(Data listing)
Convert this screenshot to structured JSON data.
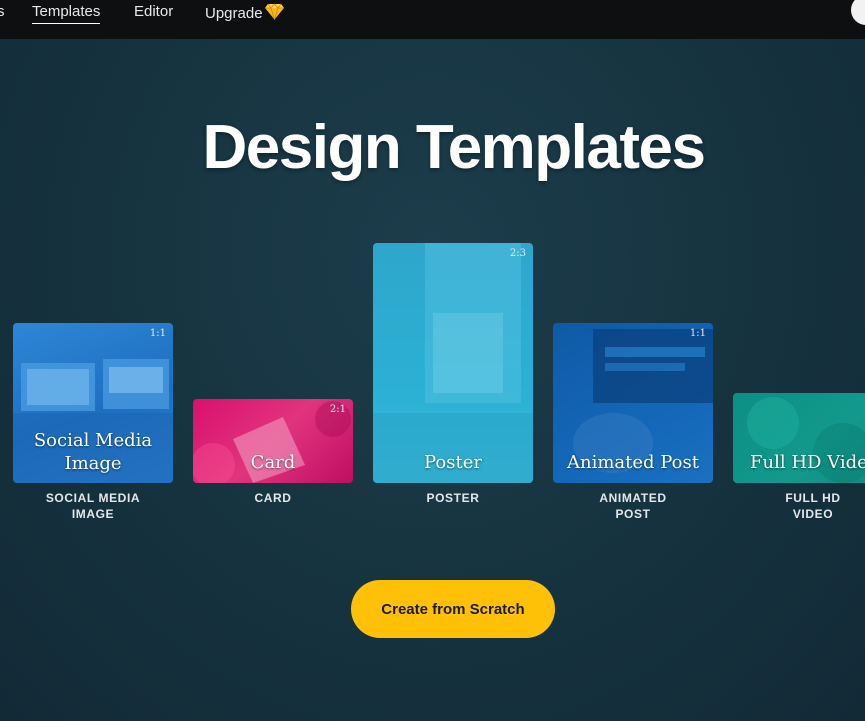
{
  "nav": {
    "fragment": "s",
    "items": [
      "Templates",
      "Editor",
      "Upgrade"
    ],
    "active": "Templates"
  },
  "hero": {
    "title": "Design Templates"
  },
  "templates": [
    {
      "card_label_l1": "Social Media",
      "card_label_l2": "Image",
      "ratio": "1:1",
      "caption_l1": "SOCIAL MEDIA",
      "caption_l2": "IMAGE",
      "color": "#2478c9"
    },
    {
      "card_label": "Card",
      "ratio": "2:1",
      "caption": "CARD",
      "color": "#d9106f"
    },
    {
      "card_label": "Poster",
      "ratio": "2:3",
      "caption": "POSTER",
      "color": "#2fa6cc"
    },
    {
      "card_label": "Animated Post",
      "ratio": "1:1",
      "caption_l1": "ANIMATED",
      "caption_l2": "POST",
      "color": "#1467b8"
    },
    {
      "card_label": "Full HD Video",
      "caption_l1": "FULL HD",
      "caption_l2": "VIDEO",
      "color": "#13998c"
    }
  ],
  "cta": {
    "label": "Create from Scratch",
    "color": "#ffc107"
  },
  "icons": {
    "upgrade": "diamond-icon",
    "account": "avatar"
  }
}
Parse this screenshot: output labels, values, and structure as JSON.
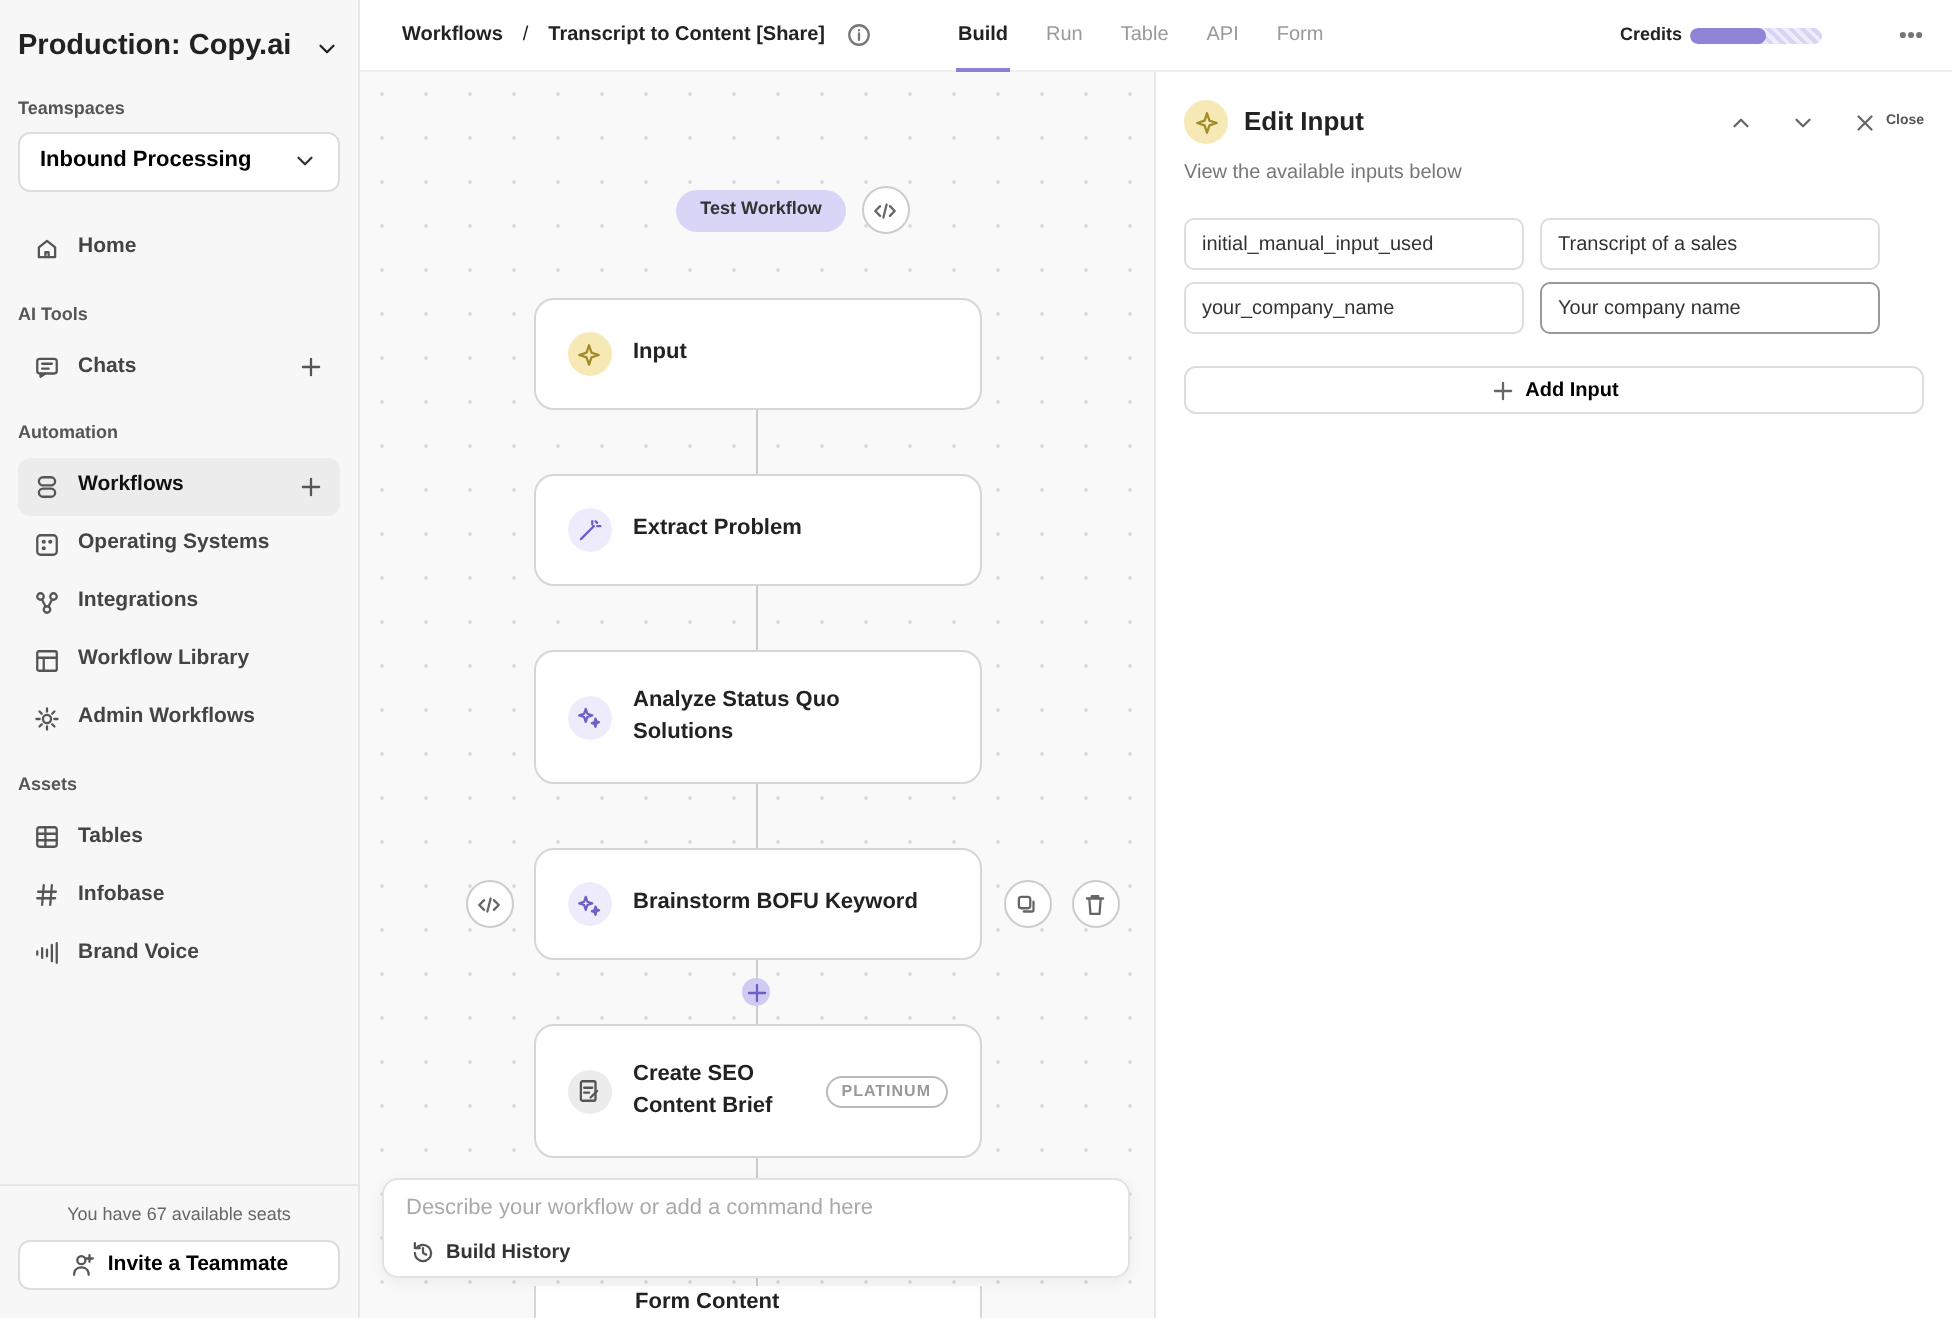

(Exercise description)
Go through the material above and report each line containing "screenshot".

(Answer to the problem)
Convert this screenshot to structured JSON data.
Parse this screenshot: output labels, values, and structure as JSON.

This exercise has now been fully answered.